Christian hope is not simply being optimistic. It is grounded in the reality of who God is and what Jesus has done. When we let this reality settle all the way down into our socks, we have a profound hope that anchors us. We face reality boldly and we impact our world radically.

Is there something you need to face? Is there a situation you are avoiding or minimizing because your socks of hope have holes in them or haven’t been put on properly? This is when a mentor is really helpful. Talk with someone you respect who has hope in spite of difficult circumstances. They will give you wisdom and insight that will inspire you. You will need to be in prayer and take the time to really learn what the Bible has to say. God will lead and guide. The result will be a confidence to look at reality and see…hope.





Fighting Indifference

7 01 2014

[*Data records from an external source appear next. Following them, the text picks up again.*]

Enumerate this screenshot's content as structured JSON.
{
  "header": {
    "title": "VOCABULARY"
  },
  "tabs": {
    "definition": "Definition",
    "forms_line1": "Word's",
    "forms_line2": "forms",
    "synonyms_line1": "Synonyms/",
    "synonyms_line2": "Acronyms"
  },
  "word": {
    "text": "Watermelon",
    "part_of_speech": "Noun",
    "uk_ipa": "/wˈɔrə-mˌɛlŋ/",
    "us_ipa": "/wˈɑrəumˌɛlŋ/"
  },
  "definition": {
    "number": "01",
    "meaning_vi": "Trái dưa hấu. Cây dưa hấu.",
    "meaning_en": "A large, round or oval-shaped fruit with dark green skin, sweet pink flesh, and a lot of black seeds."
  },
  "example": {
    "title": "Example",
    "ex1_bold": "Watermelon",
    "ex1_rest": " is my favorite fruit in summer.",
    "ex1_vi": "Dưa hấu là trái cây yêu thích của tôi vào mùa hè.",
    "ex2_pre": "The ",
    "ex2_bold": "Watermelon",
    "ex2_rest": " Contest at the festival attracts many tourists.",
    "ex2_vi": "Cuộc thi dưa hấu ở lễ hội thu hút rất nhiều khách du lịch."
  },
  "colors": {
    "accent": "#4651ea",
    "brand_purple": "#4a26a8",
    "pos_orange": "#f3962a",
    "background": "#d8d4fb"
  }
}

We have arrived at the highest level of human achievement. Last week we ate in a sports restaurant. It had large screen televisions everywhere but that is not what made this place special. My son came out of the restroom with a look of awe on his face. Yes, there were TVs in the restroom so you didn’t miss a moment of the game. What else could we ask for?

We have to acknowledge the excess we have in our country. Many in the world would have been in awe of the plumbing and stable electricity. Some would be amazed at the TV. Some would just have been happy to not being afraid. Even in our own country some would have been excited at having a full plate of food.

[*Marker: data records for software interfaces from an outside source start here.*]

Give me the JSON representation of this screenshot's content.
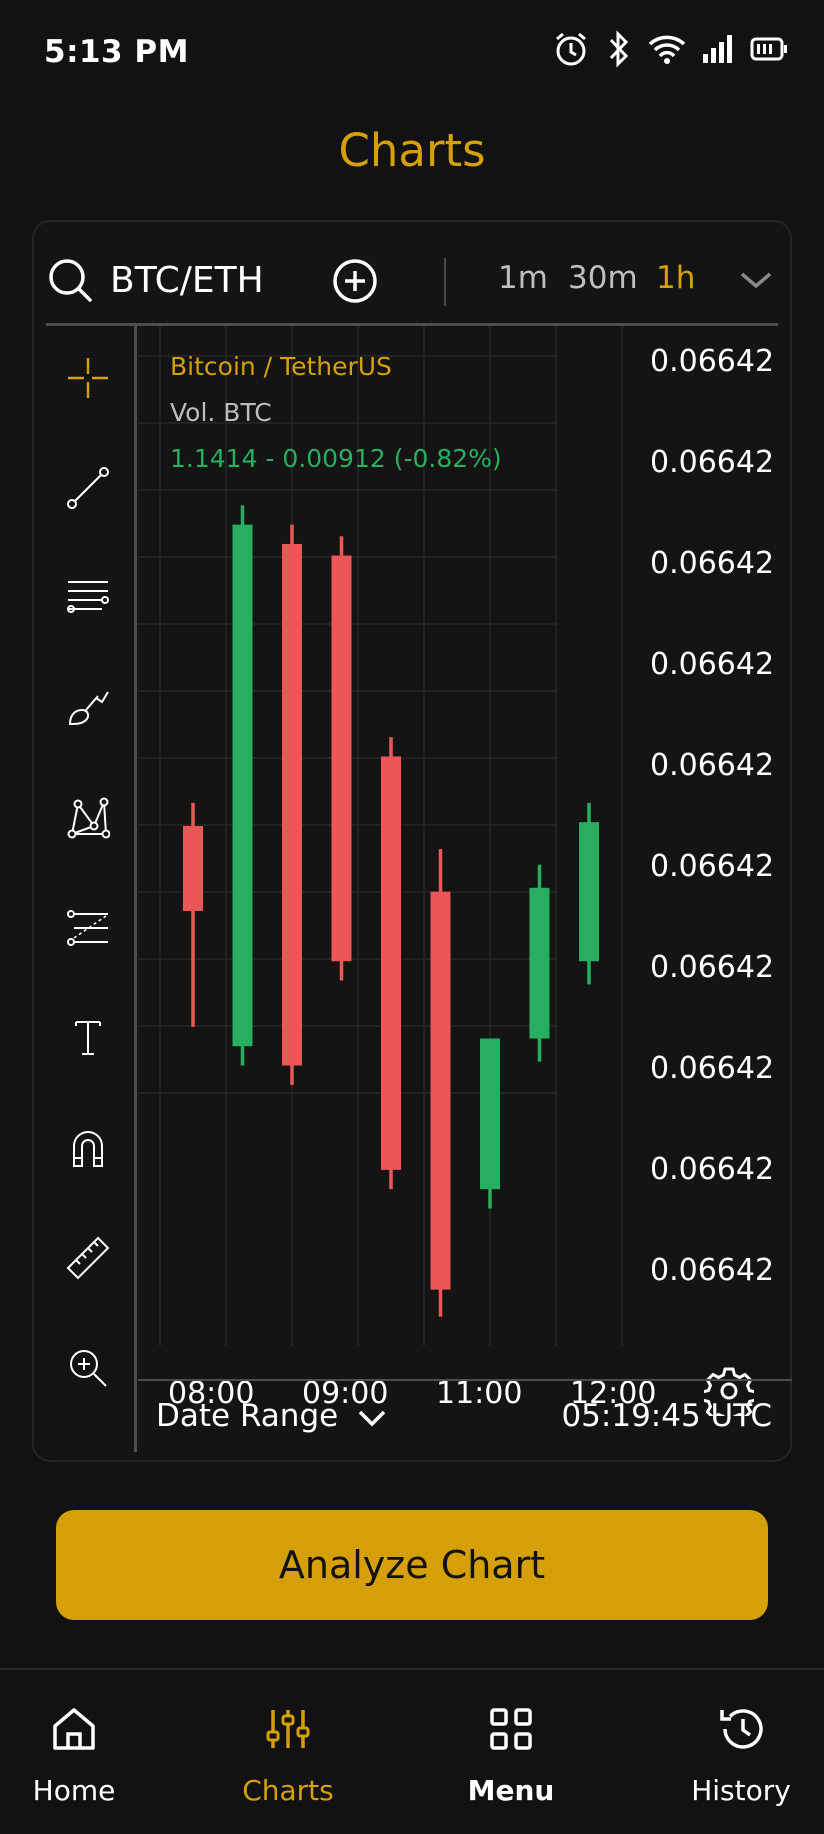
{
  "status_bar": {
    "time": "5:13 PM",
    "icons": [
      "alarm-icon",
      "bluetooth-icon",
      "wifi-icon",
      "signal-icon",
      "battery-icon"
    ]
  },
  "page": {
    "title": "Charts"
  },
  "toolbar": {
    "pair": "BTC/ETH",
    "timeframes": [
      {
        "label": "1m",
        "active": false
      },
      {
        "label": "30m",
        "active": false
      },
      {
        "label": "1h",
        "active": true
      }
    ]
  },
  "tools": [
    "crosshair-icon",
    "trend-line-icon",
    "horizontal-lines-icon",
    "brush-icon",
    "pattern-icon",
    "fib-lines-icon",
    "text-icon",
    "magnet-icon",
    "ruler-icon",
    "zoom-in-icon"
  ],
  "legend": {
    "pair_name": "Bitcoin / TetherUS",
    "volume": "Vol. BTC",
    "change": "1.1414 - 0.00912 (-0.82%)"
  },
  "price_axis": [
    "0.06642",
    "0.06642",
    "0.06642",
    "0.06642",
    "0.06642",
    "0.06642",
    "0.06642",
    "0.06642",
    "0.06642",
    "0.06642"
  ],
  "time_axis": [
    "08:00",
    "09:00",
    "11:00",
    "12:00"
  ],
  "footer": {
    "date_range_label": "Date Range",
    "utc_time": "05:19:45 UTC"
  },
  "analyze_button": "Analyze Chart",
  "nav": [
    {
      "label": "Home",
      "icon": "home-icon",
      "active": false
    },
    {
      "label": "Charts",
      "icon": "sliders-icon",
      "active": true
    },
    {
      "label": "Menu",
      "icon": "grid-icon",
      "active": false
    },
    {
      "label": "History",
      "icon": "history-icon",
      "active": false
    }
  ],
  "colors": {
    "accent": "#D5A007",
    "bull": "#27AE60",
    "bear": "#EB5757",
    "background": "#121212"
  },
  "chart_data": {
    "type": "candlestick",
    "categories": [
      "1",
      "2",
      "3",
      "4",
      "5",
      "6",
      "7",
      "8",
      "9"
    ],
    "series": [
      {
        "open": 0.0662,
        "high": 0.0668,
        "low": 0.061,
        "close": 0.064
      },
      {
        "open": 0.0605,
        "high": 0.0745,
        "low": 0.06,
        "close": 0.074
      },
      {
        "open": 0.0735,
        "high": 0.074,
        "low": 0.0595,
        "close": 0.06
      },
      {
        "open": 0.0732,
        "high": 0.0737,
        "low": 0.0622,
        "close": 0.0627
      },
      {
        "open": 0.068,
        "high": 0.0685,
        "low": 0.0568,
        "close": 0.0573
      },
      {
        "open": 0.0645,
        "high": 0.0656,
        "low": 0.0535,
        "close": 0.0542
      },
      {
        "open": 0.0568,
        "high": 0.0602,
        "low": 0.0563,
        "close": 0.0607
      },
      {
        "open": 0.0607,
        "high": 0.0652,
        "low": 0.0601,
        "close": 0.0646
      },
      {
        "open": 0.0627,
        "high": 0.0668,
        "low": 0.0621,
        "close": 0.0663
      }
    ],
    "ylim": [
      0.053,
      0.075
    ],
    "grid": true,
    "legend": "top-left"
  }
}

By now you should be feeling guilty. However, I have found operating by guilt is not sustainable and more importantly it is not a healthy way to live.

What we need to do is fight against an attitude of indifference that easily slips in. It is not because we don’t care but because we often don’t experience hardships faced by others. The lack of experience can cause us to go on with our daily lives without pausing to consider the needs of others. This is compounded by our ability to get lost in our “cool stuff” even to the point where a guy wants to go to the bathroom. We end up being more worried if we are connected to Wi-Fi than we are about the poor.

James tells us “Religion that God our Father accepts as pure and faultless is this: to look after orphans and widows in their distress and to keep oneself from being polluted by the world.” (James 1:27, NIV)

Does this mean I can’t go to a sports restaurant with TVs in the bathroom? No but it does mean that I need to be intentional and not become indifferent to the needs around me.

The Church is the best place to help you fight indifference. Just to brag a little about our church, we encourage people to have bags in their cars with basic essential items to give to homeless people and we go as a group on a regular basis to feed the homeless. We also have a team that will be going on a short term mission trip to Ethiopia and one of the things they will be addressing is Human Trafficking. Our church is not unique. There are lots of good healthy churches that seek to engage the community and invite you and me to participate.

On our own we tend to slip into indifference. Be honest. When was the last time you helped a person in need? When was the last time you gave to a charity? When was the last time you volunteered? Having just finished the Christmas season, we had more opportunities than normal to give and help those in need. As we settle into the regular routine, we won’t have as many opportunities handed to us and the chance of becoming indifferent will increase.

So let’s commit to fighting indifference. If you are not plugged into a healthy church find one and seek to serve in an area that helps the community. If you are plugged into a healthy church it is time to get involved. For those who don’t go to church, I encourage you to be intentional about volunteering and giving to an organization that helps make the community stronger.

The price for indifference is that we will have a really cool place to go the bathroom but we will miss the opportunity to make a difference and live a life that counts.